Take yesterday for example, our “Independence Day” commemorating the proclamation of independence by Emilio Aguinaldo 120 years ago. To be clear, that “independence” was from Spain which had colonized and ruled our islands for almost 400 years. We say and put emphasis on “independence from Spain” because shortly after that proclamation at Kawit, Cavite, we came under American occupation and colonization.

Ironically, the Act of Declaration of Philippine Independence contained the following:

“And having as witness to the rectitude of our intentions the Supreme Judge of the Universe, and under the protection of our Powerful and Humanitarian Nation, The United States of America, we do hereby proclaim and declare solemnly in the name by authority of the people of these Philippine Islands,”

Our history textbooks call this “benevolent assimilation”, the US subjugating our islands, robbing us of our independence, pillaging our natural resources and murdering thousands of our forefathers. Ironically, again, the same history textbooks fail and are even completely silent about how the US occupation was facilitated by our past leaders, led by the man who made the proclamation 120 years ago. He did not only proclaim our so-called independence that was “dependend” on a foreign power, he also proclaimed himself “egregious dictator.”

Which brought us to yesterday’s June 12, 120 years later independence still continues to be something complicated for our nation, succinctly captured in this photo by Christine Avendaño for the Philippine Daily Inquirer, taken before Rodrigo Duterte delivered his Independence day speech:

In the ordinary course of things, the photo would have been just one of the many that will serve as a memory of today’s programs. However, in the context of what has happened and what is happening in terms of the Duterte administration’s ‘pivot to China’ vis a vis China’s occupation of territories in the West Philippine Sea, one cannot find it hard to say that we, at the very least our leaders in government are repeating history once again.

We commemorate our ‘independence’ with all the formalities, speeches, parades, photo-ops, holidays, the whole official brouhaha, yet we find our so-called leaders embracing foreign powers that threaten our security, plunder our resources and steal outright from our citizens. We have a representative government yet its Chief Executive has acted and continues to do so in the fashion of a dictator. Dissent and criticism is dealt with violence, political persecution and oppression.

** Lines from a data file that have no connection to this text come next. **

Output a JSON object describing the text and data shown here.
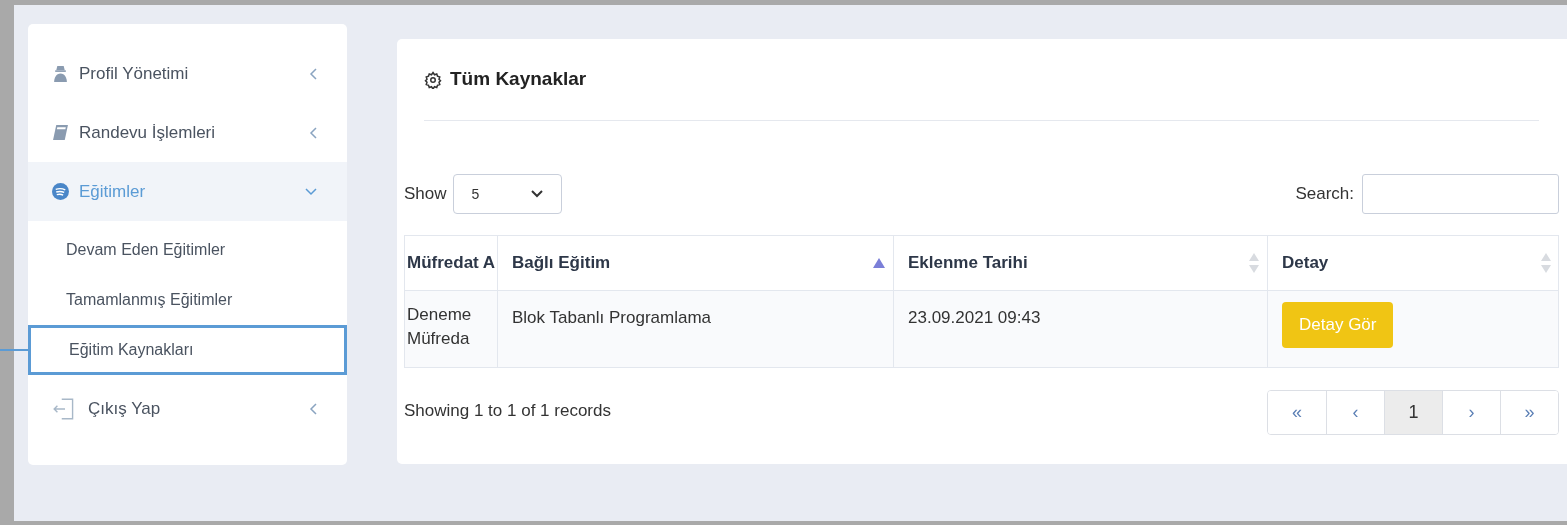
{
  "sidebar": {
    "items": [
      {
        "label": "Profil Yönetimi",
        "expanded": false
      },
      {
        "label": "Randevu İşlemleri",
        "expanded": false
      },
      {
        "label": "Eğitimler",
        "expanded": true,
        "children": [
          {
            "label": "Devam Eden Eğitimler",
            "highlighted": false
          },
          {
            "label": "Tamamlanmış Eğitimler",
            "highlighted": false
          },
          {
            "label": "Eğitim Kaynakları",
            "highlighted": true
          }
        ]
      },
      {
        "label": "Çıkış Yap",
        "expanded": false
      }
    ]
  },
  "panel": {
    "title": "Tüm Kaynaklar",
    "show_label": "Show",
    "page_size": "5",
    "search_label": "Search:",
    "table": {
      "columns": [
        {
          "label": "Müfredat A",
          "sortable": false,
          "selected": false
        },
        {
          "label": "Bağlı Eğitim",
          "sortable": true,
          "selected": true
        },
        {
          "label": "Eklenme Tarihi",
          "sortable": true,
          "selected": false
        },
        {
          "label": "Detay",
          "sortable": true,
          "selected": false
        }
      ],
      "rows": [
        {
          "cells": [
            "Deneme Müfreda",
            "Blok Tabanlı Programlama",
            "23.09.2021 09:43"
          ],
          "action": "Detay Gör"
        }
      ]
    },
    "info": "Showing 1 to 1 of 1 records",
    "pagination": [
      {
        "label": "«",
        "selected": false
      },
      {
        "label": "‹",
        "selected": false
      },
      {
        "label": "1",
        "selected": true
      },
      {
        "label": "›",
        "selected": false
      },
      {
        "label": "»",
        "selected": false
      }
    ]
  }
}
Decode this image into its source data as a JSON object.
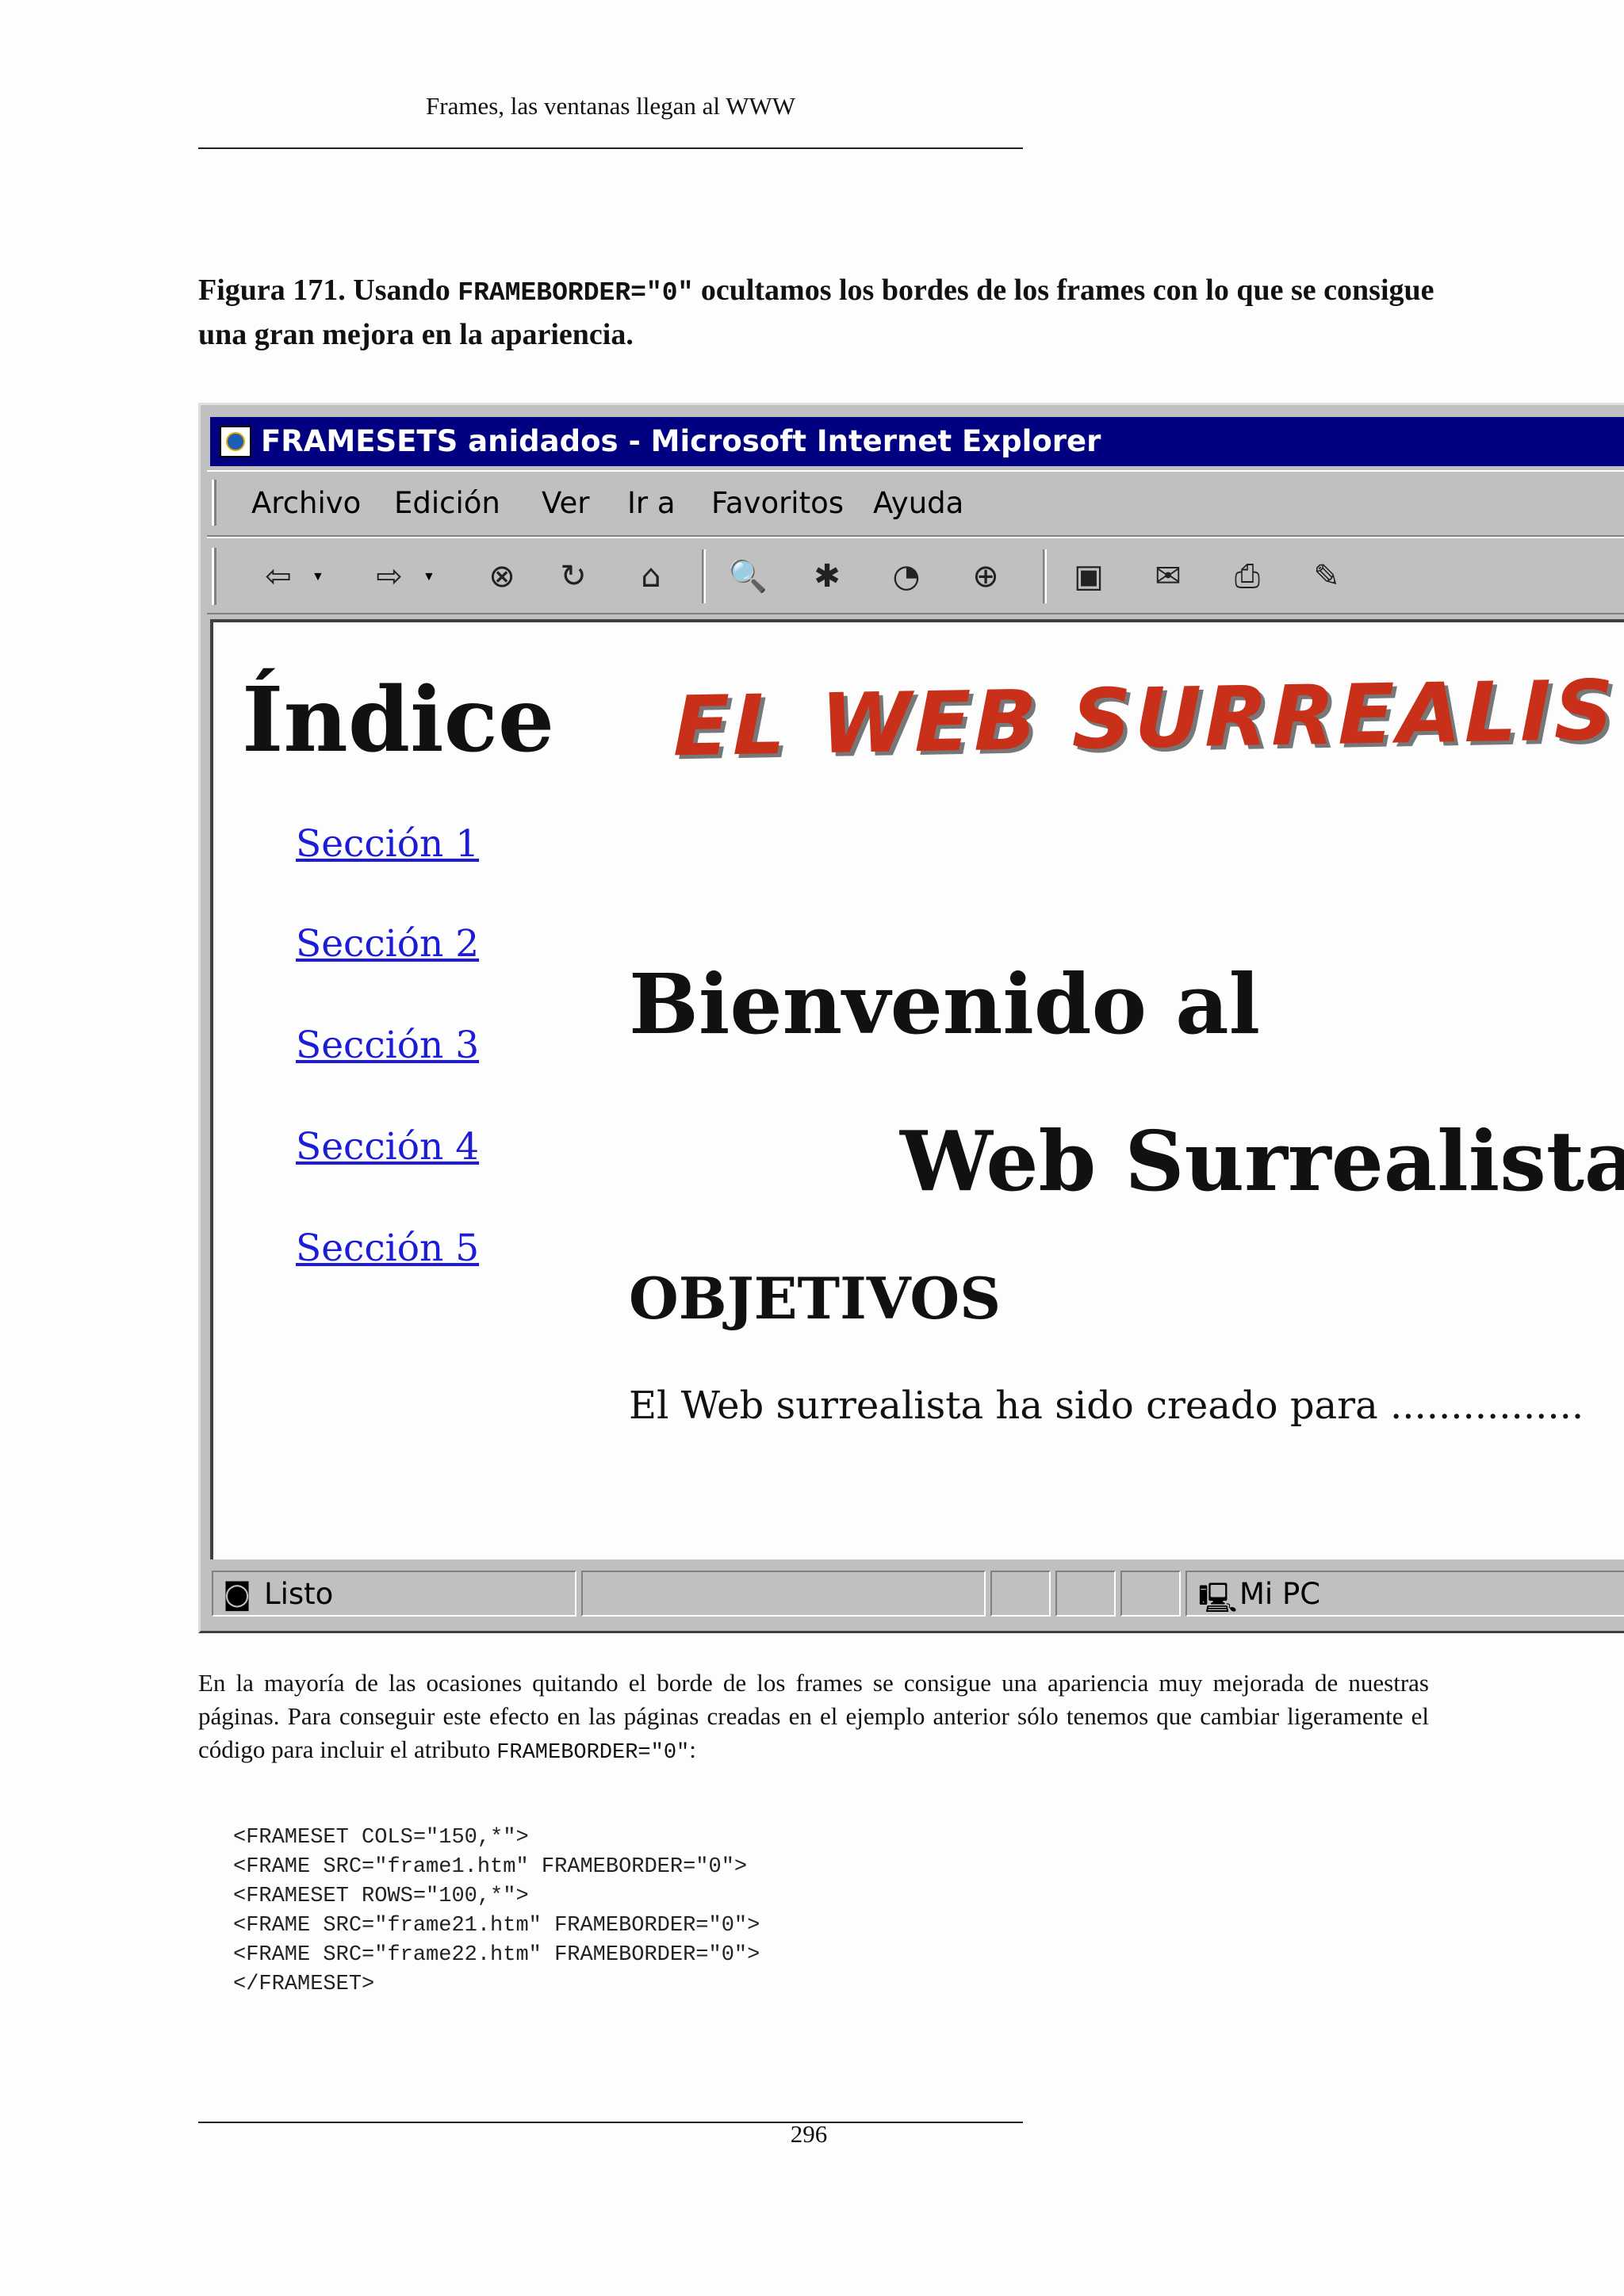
{
  "header": {
    "running_title": "Frames, las ventanas llegan al WWW"
  },
  "caption": {
    "label": "Figura 171.",
    "before_code": "Usando",
    "code": "FRAMEBORDER=\"0\"",
    "after_code": "ocultamos los bordes de los frames con lo que se consigue una gran mejora en la apariencia."
  },
  "browser": {
    "title": "FRAMESETS anidados - Microsoft Internet Explorer",
    "menu": [
      "Archivo",
      "Edición",
      "Ver",
      "Ir a",
      "Favoritos",
      "Ayuda"
    ],
    "toolbar_icons": [
      "back-icon",
      "forward-icon",
      "stop-icon",
      "refresh-icon",
      "home-icon",
      "search-icon",
      "favorites-icon",
      "history-icon",
      "channels-icon",
      "fullscreen-icon",
      "mail-icon",
      "print-icon",
      "edit-icon"
    ],
    "left_frame": {
      "title": "Índice",
      "links": [
        "Sección 1",
        "Sección 2",
        "Sección 3",
        "Sección 4",
        "Sección 5"
      ]
    },
    "banner": "EL WEB SURREALIS",
    "main_frame": {
      "welcome_line1": "Bienvenido al",
      "welcome_line2": "Web Surrealista",
      "heading": "OBJETIVOS",
      "text": "El Web surrealista ha sido creado para ................"
    },
    "status": {
      "left": "Listo",
      "zone": "Mi PC"
    }
  },
  "body": {
    "paragraph_before_code": "En la mayoría de las ocasiones quitando el borde de los frames se consigue una apariencia muy mejorada de nuestras páginas.  Para conseguir este efecto en las páginas creadas en el ejemplo anterior sólo tenemos que cambiar ligeramente el código para incluir el atributo",
    "paragraph_code": "FRAMEBORDER=\"0\"",
    "paragraph_after_code": ":",
    "code_lines": [
      "<FRAMESET COLS=\"150,*\">",
      "<FRAME SRC=\"frame1.htm\" FRAMEBORDER=\"0\">",
      "<FRAMESET ROWS=\"100,*\">",
      "<FRAME SRC=\"frame21.htm\" FRAMEBORDER=\"0\">",
      "<FRAME SRC=\"frame22.htm\" FRAMEBORDER=\"0\">",
      "</FRAMESET>"
    ]
  },
  "footer": {
    "page_number": "296"
  }
}
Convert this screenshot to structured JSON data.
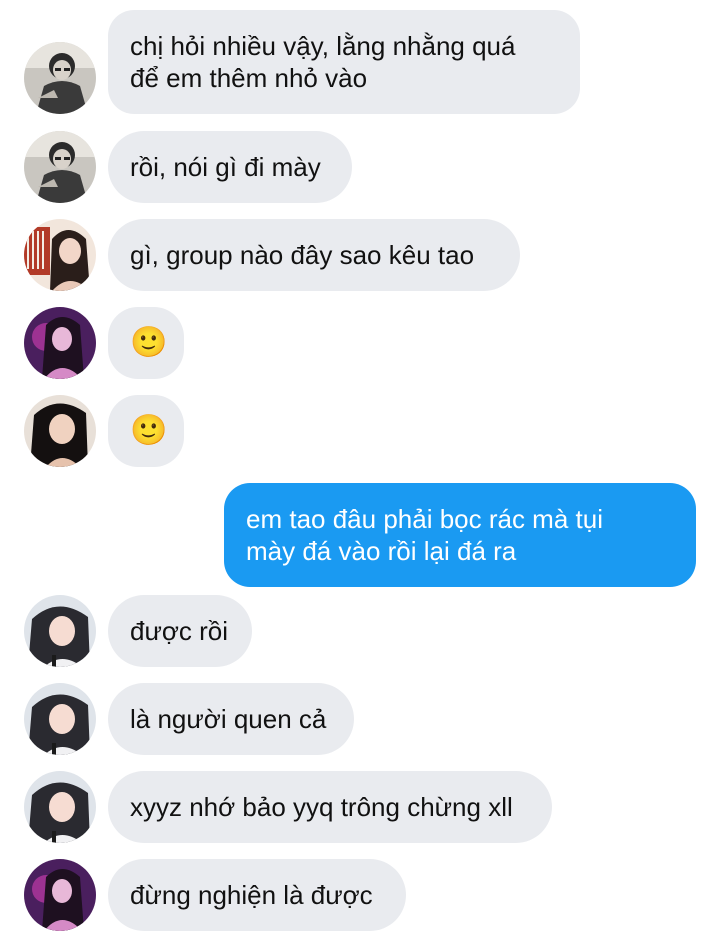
{
  "messages": [
    {
      "sender": "them",
      "avatar": "avatar-girl-bw-glasses",
      "lines": [
        "chị hỏi nhiều vậy, lằng nhằng quá",
        "để em thêm nhỏ vào"
      ]
    },
    {
      "sender": "them",
      "avatar": "avatar-girl-bw-glasses",
      "lines": [
        "rồi, nói gì đi mày"
      ]
    },
    {
      "sender": "them",
      "avatar": "avatar-girl-red-keyboard",
      "lines": [
        "gì, group nào đây sao kêu tao"
      ]
    },
    {
      "sender": "them",
      "avatar": "avatar-girl-purple",
      "emoji": "🙂"
    },
    {
      "sender": "them",
      "avatar": "avatar-girl-dark-hair",
      "emoji": "🙂"
    },
    {
      "sender": "me",
      "lines": [
        "em tao đâu phải bọc rác mà tụi",
        "mày đá vào rồi lại đá ra"
      ]
    },
    {
      "sender": "them",
      "avatar": "avatar-girl-long-hair",
      "lines": [
        "được rồi"
      ]
    },
    {
      "sender": "them",
      "avatar": "avatar-girl-long-hair",
      "lines": [
        "là người quen cả"
      ]
    },
    {
      "sender": "them",
      "avatar": "avatar-girl-long-hair",
      "lines": [
        "xyyz nhớ bảo yyq trông chừng xll"
      ]
    },
    {
      "sender": "them",
      "avatar": "avatar-girl-purple",
      "lines": [
        "đừng nghiện là được"
      ]
    }
  ],
  "colors": {
    "incoming_bubble": "#e9ebef",
    "outgoing_bubble": "#1a9af2",
    "incoming_text": "#111111",
    "outgoing_text": "#ffffff",
    "emoji": "#f2c200"
  }
}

Like Aguinaldo before him, both leaders are surrounded by representatives of the ruling faction of society who has taken turns plundering our national coffers to protect their business interests, propagate themselves in power, collaborate with foreign interests setting aside and perverting the causes for which the Revolution began: freedom to steer our national destiny, taking our place in the family of nations and serving the common good so our people would prosper and our citizens are able to take on the pursuit of happiness.

120 years on, it is clear that the ‘independence’ we commemorate, despite the material and visual trappings, the parades and speeches, remain shallow and wanting. 120 years on our national project remains a complex and complicated work in progress. 120 years on we find ourselves repeating the shameful and disgraceful events of our history. 120 years on, can we not for once repeat something else? Can we not repeat that glorious act we took 122 years back? If you our history, you’d know what I am referring to.